It is easy to be angry at the villagers who had heard about the men who killed Leonard Archibald. From the various accounts, it seems reports had been made to the police station. The police, as expected, have no record of any report. It is difficult to make police reports. There are conflicting issues in Guyana about crime statistics, and it seems that the reduced crime figures are probably correlated to citizens refusing to undergo the frustration of dealing with the police. Children will probably not want to approach police.
The police themselves seem to be in their own turmoil.
Are communities then supposed to exact some kind of vigilante justice when the police are not serious? What are children and other citizens to expect when they want to make a report to the Childcare and Protection Agency, or the police? How are hospitals supposed to respond when they suspect children have been abused? Who follows up when ‘money’ settles matters? Who is going to ensure healing for the survivors of abuse?
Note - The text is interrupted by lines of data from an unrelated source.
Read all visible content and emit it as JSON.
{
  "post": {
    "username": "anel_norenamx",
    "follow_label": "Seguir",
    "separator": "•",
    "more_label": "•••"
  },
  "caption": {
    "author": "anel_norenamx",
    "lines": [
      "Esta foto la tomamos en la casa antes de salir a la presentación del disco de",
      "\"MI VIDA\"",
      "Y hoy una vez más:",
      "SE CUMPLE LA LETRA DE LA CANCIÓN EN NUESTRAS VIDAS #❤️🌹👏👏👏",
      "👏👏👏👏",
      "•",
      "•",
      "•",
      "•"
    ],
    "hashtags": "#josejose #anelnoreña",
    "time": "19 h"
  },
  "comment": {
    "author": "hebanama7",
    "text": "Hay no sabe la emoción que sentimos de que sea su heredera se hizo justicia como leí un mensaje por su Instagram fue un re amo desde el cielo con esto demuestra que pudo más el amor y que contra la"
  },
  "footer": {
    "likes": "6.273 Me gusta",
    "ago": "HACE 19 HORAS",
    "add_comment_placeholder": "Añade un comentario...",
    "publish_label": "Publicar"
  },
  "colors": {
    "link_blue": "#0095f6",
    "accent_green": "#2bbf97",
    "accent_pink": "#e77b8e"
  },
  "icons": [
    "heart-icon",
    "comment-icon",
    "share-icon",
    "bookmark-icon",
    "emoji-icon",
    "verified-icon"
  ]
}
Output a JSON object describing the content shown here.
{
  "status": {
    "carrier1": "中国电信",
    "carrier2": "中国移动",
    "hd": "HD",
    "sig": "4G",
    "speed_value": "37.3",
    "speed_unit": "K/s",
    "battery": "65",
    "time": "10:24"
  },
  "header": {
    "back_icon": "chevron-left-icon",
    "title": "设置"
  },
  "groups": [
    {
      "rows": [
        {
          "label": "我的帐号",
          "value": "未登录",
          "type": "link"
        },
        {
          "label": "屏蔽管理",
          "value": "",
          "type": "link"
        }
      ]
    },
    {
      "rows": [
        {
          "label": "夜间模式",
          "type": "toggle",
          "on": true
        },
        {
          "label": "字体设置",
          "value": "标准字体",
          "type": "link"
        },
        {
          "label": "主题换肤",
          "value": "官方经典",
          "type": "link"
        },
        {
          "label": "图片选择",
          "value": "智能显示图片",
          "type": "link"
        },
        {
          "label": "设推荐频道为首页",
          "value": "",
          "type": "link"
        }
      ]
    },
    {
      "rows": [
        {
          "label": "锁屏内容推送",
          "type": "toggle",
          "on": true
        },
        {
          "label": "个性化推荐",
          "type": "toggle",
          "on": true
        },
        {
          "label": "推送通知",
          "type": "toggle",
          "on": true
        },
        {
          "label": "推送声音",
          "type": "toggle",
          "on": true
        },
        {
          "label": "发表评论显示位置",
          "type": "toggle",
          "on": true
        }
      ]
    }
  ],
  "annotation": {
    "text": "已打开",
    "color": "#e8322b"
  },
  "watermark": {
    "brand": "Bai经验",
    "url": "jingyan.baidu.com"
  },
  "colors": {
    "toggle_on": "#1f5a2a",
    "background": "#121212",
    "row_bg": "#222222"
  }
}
What happens to officials who fail in their duty of care? There are no answers in any of the calls of ‘community should do more to protect’ especially if the State has a responsibility to children.
The PPP and the National Assembly did nothing to formally resolve the allegations of child sexual abuse which were made against Kwame McCoy. He was the nominee of the then Minister Priya Manickchand to the Rights of the Child Commission. Another minister, Volda Lawrence, faced calls for her resignation after she did nothing to see independent and formal resolution of the allegations of child sexual abuse against her colleague, Councillor Winston Harding. The politicians held their course.
What will the political parties who have dismissed allegations of child abuse do differently now? What will the police and the CPA do differently now? What will the Ministry of Education do differently now as their teachers can still beat children who might also be dealing with other forms of abuse?